Comparative Literature :: Nineteenth-Century Realism from A(usten) to Z(ola) :: Spring 2015
Wednesdays 4.00 – 6.50 p.m., Butte Hall 327
One of the many early claims made about literature in Europe is that it represents or should represent the world as we know it. As Marshall Brown points out in a 1981 essay, “elements of realism can undoubtedly be found in the literature of all ages, though it seems undeniable that their frequency and prominence increased in the nineteenth century.” What do we mean by “realism”? What caused this increased prominence in the nineteenth century? How did it register in some of the texts canonically considered realist ones? How did authors at the time view their own representational agendas, and how have we assessed them since?
In this seminar, we’ll read an array of works representative, in different ways, of nineteenth-century European realism, as well as key theoretical and critical pieces. The novels (and novella) we’ll discuss together can also be clustered around some important currents or even central issues within realist narrative: the tension between the free indirect discourse used so often by Flaubert and, to a lesser extent, earlier figures like Austen, and the objective narration often prized by Balzac; the relationship between the urban and the rural, and between the domestic and the foreign, and between the private and public; realist fiction’s particular mode of forging an imagined psychological and material world, of fostering what Roland Barthes calls “the reality effect”; and the relationship between historical context and fictional attempts to reproduce that context. Finally, we’ll look at some late-nineteenth- and early-twentieth-century reprisals against realism.
Assignments (details in syllabus, unless hyperlinked):
- Posts :: 150 points :: 15%
- Passage intros :: 100 points :: 10%
- Presentation :: 150 points :: 15%
- Short Assignment :: 150 points :: 15%
- Annotated bibliography :: 150 points 15%
- Proposal :: 50 points :: 5%
- Paper :: 250 points :: 25%
All of the course books are available at the campus bookstore, but feel free to buy them used if you can save a few bucks.

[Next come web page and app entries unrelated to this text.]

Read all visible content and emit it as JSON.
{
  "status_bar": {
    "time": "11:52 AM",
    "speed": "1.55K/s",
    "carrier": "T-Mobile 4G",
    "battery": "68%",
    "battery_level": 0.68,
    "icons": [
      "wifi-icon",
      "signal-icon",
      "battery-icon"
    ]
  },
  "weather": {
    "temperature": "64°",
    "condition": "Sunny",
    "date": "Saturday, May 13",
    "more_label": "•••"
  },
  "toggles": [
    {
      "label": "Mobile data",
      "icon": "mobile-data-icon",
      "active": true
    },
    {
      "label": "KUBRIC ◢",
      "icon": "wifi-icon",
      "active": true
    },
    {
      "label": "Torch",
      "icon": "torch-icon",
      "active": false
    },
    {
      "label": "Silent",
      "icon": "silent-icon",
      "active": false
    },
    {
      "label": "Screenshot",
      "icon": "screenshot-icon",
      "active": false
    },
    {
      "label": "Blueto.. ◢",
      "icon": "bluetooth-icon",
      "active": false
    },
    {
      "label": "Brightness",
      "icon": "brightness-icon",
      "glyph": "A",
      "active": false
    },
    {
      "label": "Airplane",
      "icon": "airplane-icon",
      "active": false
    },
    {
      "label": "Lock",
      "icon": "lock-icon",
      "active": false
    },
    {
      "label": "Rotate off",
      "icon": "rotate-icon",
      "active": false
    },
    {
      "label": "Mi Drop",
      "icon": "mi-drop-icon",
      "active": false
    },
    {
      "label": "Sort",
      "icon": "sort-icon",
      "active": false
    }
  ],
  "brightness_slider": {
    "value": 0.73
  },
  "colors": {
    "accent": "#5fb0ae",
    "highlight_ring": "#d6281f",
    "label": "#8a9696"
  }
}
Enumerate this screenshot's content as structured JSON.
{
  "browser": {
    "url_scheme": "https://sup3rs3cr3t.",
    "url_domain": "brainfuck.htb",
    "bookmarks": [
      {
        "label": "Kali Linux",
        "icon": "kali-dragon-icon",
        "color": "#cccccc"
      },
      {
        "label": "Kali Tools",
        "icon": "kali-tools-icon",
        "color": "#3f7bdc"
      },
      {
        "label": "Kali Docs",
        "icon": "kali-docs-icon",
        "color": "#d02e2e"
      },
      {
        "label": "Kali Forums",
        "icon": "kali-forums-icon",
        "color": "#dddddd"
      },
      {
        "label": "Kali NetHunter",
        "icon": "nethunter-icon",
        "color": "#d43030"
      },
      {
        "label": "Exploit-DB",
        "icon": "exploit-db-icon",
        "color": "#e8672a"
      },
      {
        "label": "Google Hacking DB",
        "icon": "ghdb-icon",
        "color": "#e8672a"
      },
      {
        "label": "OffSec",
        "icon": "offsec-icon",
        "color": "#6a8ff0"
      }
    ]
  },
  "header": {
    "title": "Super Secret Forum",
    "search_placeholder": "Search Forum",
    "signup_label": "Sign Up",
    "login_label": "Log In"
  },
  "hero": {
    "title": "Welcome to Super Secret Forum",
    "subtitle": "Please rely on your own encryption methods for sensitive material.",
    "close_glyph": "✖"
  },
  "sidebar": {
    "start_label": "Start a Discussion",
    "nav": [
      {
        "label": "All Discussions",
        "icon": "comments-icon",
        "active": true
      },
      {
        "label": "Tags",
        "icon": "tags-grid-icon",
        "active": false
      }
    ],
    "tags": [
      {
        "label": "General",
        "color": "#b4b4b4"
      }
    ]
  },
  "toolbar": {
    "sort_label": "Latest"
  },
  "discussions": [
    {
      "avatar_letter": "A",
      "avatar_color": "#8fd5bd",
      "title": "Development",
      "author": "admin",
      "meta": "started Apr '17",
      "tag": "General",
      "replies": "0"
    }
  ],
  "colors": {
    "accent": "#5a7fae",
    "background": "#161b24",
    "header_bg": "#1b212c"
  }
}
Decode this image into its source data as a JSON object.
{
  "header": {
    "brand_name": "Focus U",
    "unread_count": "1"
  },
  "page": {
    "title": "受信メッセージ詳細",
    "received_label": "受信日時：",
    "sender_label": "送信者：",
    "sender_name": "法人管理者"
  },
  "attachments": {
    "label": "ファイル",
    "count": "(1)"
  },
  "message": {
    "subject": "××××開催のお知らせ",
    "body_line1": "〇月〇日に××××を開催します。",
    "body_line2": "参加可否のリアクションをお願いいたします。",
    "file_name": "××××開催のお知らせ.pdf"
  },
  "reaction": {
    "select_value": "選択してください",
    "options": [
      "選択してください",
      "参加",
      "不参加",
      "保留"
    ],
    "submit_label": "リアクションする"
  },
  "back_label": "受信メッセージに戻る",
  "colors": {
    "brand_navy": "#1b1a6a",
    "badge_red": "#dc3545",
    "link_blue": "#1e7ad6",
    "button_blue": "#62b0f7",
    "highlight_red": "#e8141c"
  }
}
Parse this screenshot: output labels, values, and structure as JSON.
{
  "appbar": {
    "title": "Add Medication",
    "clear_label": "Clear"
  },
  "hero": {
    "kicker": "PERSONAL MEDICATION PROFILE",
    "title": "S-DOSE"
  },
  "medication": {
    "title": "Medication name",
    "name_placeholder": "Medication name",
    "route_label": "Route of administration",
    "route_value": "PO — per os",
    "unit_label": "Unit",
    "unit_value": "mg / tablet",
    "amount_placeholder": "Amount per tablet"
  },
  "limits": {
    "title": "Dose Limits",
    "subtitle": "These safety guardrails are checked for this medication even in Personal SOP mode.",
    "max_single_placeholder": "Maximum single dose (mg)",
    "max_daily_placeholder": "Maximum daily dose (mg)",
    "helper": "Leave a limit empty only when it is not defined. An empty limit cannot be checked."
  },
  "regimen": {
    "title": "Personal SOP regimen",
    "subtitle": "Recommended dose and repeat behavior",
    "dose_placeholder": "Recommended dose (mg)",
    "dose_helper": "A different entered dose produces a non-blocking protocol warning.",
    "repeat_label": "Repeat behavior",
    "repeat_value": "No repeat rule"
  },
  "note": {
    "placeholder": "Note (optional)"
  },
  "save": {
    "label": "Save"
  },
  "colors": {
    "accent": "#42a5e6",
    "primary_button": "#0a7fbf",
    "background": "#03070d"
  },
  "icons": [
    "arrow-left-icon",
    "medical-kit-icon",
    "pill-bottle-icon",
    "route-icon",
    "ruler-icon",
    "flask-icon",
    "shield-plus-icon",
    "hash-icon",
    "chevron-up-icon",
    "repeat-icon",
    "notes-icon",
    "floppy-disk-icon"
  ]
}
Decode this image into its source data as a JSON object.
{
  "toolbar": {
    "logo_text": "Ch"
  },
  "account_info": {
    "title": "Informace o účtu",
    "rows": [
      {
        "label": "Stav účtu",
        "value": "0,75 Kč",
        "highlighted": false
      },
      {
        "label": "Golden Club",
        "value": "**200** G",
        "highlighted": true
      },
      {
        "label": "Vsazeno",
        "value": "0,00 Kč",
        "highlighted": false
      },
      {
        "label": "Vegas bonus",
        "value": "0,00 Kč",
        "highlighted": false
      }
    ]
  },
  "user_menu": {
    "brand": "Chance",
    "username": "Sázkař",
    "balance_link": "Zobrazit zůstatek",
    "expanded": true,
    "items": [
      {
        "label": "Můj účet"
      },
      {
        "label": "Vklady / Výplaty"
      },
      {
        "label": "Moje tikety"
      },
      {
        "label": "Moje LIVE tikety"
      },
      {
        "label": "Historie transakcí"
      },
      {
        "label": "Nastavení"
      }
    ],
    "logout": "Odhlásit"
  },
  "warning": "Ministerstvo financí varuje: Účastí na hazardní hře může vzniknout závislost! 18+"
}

Please have the edition listed, so that you can fully participate in and follow class lectures and discussion.
- Jane Austen, Sense and Sensibility (Oxford) ISBN: 9780199535576
- Honoré de Balzac, Père Goriot (Norton, Burton Raffel translation) ISBN: 9780393971668
- Gustave Flaubert, Madame Bovary (Oxford, Margaret Mauldon translation) ISBN: 9780199535651
- George Eliot, Middlemarch (Oxford) ISBN: 9780199536757
- Émile Zola, Nana (Penguin, George Holden translation) ISBN: 9780140442632
MLA Handbook for Writers of Research Papers, 7th edition ISBN: 1603290249